### Dataset content

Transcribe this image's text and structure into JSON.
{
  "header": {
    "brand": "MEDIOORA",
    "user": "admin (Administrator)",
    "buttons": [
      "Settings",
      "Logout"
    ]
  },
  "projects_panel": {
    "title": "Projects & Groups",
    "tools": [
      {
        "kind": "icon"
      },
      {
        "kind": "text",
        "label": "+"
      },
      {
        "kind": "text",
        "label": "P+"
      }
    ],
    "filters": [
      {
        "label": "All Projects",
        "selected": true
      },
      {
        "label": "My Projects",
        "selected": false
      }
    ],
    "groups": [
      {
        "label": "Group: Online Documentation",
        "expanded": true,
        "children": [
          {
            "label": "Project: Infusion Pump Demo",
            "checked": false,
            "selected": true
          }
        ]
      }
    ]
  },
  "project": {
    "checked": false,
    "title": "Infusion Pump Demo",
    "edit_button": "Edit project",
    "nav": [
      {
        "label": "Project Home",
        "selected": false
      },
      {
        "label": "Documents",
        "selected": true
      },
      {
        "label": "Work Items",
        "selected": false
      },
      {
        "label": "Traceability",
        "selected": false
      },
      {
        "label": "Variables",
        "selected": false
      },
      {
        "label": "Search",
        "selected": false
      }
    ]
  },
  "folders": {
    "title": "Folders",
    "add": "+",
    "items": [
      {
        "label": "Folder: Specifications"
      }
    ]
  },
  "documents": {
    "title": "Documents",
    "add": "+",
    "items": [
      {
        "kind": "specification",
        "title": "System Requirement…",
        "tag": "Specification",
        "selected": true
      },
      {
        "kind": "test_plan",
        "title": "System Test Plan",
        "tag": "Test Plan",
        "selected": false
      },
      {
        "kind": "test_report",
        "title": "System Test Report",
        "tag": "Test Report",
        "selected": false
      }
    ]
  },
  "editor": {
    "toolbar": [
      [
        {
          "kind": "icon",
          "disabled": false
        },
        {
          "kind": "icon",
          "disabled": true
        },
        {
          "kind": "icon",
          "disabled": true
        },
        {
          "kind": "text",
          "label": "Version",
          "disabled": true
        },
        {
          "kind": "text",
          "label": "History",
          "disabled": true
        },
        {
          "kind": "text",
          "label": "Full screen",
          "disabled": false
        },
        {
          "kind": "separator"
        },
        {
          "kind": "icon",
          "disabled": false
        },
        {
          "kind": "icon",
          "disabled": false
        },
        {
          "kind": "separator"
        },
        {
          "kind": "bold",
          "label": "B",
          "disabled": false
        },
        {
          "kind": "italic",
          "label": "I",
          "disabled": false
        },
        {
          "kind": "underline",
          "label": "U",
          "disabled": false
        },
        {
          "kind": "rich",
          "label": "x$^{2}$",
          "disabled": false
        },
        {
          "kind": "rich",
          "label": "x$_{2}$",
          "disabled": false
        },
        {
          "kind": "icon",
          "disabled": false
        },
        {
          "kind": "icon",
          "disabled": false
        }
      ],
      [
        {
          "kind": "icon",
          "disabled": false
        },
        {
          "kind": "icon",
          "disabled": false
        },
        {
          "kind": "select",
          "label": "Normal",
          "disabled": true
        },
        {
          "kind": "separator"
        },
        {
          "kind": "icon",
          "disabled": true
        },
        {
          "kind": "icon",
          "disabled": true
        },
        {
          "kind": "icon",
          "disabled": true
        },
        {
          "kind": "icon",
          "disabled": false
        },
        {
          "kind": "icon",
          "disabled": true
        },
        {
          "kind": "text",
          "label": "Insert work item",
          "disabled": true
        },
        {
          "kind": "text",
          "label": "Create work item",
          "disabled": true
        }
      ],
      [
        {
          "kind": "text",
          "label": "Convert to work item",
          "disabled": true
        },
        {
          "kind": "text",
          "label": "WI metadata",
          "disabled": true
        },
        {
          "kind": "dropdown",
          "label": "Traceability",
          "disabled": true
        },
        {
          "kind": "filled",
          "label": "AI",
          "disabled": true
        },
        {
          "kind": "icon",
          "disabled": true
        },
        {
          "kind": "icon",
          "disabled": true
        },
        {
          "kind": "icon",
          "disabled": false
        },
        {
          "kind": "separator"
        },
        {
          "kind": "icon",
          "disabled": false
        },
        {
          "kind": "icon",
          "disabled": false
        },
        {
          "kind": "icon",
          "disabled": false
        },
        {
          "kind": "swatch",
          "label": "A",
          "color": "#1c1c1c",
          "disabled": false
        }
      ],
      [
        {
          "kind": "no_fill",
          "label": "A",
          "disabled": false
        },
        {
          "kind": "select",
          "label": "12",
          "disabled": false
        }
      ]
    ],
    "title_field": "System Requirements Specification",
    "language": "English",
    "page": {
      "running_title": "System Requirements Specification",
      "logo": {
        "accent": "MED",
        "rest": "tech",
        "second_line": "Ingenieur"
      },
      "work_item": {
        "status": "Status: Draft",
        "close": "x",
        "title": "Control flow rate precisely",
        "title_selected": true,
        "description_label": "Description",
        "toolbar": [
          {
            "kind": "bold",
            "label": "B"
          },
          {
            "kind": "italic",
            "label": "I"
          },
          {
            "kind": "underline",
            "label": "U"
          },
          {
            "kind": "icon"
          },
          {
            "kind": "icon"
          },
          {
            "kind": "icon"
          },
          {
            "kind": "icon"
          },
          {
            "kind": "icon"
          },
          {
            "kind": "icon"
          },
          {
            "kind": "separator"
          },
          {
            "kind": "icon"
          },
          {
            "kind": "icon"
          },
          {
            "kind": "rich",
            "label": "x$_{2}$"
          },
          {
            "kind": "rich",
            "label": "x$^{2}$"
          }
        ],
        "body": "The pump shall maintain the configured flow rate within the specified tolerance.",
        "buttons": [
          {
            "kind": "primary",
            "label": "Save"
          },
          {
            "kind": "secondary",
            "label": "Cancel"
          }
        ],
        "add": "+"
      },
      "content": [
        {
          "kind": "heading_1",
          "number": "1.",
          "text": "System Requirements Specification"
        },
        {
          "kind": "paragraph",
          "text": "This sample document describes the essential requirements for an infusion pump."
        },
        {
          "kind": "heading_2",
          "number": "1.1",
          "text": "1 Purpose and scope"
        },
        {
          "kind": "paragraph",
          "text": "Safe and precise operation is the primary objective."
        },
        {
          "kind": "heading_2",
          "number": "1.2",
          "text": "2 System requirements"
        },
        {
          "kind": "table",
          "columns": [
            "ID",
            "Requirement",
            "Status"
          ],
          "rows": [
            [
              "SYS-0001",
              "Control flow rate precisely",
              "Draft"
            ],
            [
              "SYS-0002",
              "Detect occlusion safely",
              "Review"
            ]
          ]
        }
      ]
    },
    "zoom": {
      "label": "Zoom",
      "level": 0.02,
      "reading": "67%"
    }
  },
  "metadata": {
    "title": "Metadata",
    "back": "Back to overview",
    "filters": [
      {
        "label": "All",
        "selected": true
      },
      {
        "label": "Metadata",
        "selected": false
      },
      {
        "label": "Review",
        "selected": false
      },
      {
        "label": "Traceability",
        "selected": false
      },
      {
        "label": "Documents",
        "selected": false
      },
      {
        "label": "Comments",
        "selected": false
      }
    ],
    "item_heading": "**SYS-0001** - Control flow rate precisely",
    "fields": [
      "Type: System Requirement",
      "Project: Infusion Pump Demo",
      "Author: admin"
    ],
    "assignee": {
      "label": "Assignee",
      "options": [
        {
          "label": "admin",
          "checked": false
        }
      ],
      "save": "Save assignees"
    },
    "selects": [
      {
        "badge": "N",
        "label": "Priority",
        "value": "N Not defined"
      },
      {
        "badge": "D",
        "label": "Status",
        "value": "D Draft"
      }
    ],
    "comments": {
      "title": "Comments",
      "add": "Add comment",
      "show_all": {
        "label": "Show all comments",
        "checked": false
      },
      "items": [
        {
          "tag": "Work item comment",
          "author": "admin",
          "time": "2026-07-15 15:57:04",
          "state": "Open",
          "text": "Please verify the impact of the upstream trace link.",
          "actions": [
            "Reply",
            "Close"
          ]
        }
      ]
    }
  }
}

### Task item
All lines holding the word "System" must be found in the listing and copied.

### Reply
        "title": "System Requirement…",
        "title": "System Test Plan",
        "title": "System Test Report",
    "title_field": "System Requirements Specification",
      "running_title": "System Requirements Specification",
          "text": "System Requirements Specification"
          "text": "2 System requirements"
      "Type: System Requirement",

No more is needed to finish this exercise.